┌────────

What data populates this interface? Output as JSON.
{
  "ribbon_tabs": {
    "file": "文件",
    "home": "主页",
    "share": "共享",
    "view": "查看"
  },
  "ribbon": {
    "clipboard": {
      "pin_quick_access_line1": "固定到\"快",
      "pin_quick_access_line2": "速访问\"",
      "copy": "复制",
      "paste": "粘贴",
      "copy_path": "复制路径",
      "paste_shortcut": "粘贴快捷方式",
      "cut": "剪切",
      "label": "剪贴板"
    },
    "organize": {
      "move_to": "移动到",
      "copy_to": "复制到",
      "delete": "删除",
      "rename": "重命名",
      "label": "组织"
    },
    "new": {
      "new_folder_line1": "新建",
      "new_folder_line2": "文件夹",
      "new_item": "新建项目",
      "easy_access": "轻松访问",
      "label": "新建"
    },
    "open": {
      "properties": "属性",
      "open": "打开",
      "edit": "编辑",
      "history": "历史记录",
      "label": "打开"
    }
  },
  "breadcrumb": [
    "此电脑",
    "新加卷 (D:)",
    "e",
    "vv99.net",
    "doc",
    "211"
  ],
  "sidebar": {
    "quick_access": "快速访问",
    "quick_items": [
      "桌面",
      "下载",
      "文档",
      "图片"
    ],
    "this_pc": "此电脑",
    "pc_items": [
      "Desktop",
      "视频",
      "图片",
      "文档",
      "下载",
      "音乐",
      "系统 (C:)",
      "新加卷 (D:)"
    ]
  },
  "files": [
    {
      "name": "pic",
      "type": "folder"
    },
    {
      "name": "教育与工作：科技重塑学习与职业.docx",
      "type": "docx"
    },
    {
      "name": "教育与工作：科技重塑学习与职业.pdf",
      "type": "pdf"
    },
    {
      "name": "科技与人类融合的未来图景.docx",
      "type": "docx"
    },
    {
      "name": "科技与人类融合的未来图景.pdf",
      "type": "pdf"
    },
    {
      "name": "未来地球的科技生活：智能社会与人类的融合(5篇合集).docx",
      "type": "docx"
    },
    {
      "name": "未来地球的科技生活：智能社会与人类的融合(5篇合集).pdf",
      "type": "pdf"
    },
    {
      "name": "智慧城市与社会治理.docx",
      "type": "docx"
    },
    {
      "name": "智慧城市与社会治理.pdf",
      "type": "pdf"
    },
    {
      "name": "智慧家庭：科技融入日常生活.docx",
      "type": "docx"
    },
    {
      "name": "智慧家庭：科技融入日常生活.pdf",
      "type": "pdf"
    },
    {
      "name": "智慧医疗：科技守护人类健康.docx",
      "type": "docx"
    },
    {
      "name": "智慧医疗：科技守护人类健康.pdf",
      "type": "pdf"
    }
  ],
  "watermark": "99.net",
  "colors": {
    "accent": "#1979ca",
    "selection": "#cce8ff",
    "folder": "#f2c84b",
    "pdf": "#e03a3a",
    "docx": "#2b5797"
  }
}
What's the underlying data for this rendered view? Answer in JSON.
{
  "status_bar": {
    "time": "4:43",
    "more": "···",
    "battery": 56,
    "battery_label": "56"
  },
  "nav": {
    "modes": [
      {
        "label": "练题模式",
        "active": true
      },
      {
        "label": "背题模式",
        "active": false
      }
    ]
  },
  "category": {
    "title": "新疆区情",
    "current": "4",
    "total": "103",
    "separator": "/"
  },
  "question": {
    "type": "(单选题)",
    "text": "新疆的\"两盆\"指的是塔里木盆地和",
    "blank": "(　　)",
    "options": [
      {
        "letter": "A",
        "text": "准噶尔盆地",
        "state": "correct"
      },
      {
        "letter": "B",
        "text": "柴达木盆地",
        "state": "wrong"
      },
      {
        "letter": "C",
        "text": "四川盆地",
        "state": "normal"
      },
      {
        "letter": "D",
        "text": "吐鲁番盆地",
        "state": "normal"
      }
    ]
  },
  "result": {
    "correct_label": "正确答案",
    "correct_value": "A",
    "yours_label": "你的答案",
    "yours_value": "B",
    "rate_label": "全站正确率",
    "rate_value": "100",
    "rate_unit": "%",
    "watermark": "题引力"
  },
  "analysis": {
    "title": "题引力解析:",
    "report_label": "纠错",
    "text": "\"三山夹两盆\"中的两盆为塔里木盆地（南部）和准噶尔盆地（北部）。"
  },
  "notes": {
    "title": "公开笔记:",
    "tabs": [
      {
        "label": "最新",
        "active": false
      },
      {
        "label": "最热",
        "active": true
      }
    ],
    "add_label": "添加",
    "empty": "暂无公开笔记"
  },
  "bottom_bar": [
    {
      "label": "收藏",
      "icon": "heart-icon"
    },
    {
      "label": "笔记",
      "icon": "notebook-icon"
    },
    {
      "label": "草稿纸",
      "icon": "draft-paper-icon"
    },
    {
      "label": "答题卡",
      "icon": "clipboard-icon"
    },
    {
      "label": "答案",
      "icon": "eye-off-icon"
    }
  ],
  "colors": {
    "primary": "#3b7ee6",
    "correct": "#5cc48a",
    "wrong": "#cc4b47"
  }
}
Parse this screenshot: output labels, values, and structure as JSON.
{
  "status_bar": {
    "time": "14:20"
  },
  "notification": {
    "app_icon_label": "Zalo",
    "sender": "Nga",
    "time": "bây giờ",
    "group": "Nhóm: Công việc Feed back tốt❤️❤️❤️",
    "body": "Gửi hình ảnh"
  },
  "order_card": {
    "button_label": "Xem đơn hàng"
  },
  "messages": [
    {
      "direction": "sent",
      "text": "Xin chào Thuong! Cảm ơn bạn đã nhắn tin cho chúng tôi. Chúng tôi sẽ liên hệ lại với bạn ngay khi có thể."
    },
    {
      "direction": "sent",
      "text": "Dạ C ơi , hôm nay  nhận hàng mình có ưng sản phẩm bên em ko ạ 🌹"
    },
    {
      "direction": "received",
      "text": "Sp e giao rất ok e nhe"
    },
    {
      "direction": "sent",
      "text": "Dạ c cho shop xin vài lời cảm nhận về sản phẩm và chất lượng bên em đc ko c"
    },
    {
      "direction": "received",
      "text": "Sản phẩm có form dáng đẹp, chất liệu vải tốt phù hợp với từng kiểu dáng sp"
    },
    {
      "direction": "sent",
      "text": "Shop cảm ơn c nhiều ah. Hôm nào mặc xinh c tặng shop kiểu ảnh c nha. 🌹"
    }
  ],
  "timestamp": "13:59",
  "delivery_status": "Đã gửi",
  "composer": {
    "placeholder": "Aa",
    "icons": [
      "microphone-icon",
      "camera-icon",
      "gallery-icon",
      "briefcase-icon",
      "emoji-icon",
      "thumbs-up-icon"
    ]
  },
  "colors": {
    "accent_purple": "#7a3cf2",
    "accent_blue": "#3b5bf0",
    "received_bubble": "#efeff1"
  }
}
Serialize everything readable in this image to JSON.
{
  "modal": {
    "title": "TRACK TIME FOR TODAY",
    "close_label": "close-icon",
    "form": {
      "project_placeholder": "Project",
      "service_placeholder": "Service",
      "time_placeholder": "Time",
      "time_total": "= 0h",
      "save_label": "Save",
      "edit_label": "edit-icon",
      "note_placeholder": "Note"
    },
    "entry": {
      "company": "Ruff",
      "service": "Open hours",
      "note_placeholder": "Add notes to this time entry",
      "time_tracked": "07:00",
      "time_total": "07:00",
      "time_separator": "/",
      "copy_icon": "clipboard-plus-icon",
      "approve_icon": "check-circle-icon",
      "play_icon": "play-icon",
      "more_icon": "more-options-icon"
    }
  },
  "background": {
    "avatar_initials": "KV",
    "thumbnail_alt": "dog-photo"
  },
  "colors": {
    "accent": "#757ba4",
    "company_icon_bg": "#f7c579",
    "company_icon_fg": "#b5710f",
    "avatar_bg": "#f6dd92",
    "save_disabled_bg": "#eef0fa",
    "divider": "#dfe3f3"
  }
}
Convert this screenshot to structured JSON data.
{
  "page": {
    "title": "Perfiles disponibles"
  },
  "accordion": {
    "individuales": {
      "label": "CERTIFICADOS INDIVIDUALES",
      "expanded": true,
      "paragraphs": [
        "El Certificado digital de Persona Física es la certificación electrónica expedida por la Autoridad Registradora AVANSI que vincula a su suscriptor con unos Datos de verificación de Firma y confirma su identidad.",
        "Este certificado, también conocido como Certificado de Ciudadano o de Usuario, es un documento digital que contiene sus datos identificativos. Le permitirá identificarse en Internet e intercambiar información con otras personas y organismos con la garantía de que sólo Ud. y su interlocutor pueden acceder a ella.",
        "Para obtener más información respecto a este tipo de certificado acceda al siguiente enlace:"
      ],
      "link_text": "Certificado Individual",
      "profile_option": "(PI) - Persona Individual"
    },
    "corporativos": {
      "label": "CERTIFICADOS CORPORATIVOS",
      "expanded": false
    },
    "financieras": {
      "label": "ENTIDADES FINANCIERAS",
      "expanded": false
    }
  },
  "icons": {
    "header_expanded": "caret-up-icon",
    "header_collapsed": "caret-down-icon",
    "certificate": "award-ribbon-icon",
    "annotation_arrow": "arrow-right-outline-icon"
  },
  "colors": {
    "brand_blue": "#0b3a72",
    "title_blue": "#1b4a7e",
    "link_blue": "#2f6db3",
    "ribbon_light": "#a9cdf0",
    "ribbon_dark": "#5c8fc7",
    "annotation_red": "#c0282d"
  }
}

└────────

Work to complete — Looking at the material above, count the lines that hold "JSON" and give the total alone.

Response to this exercise — 5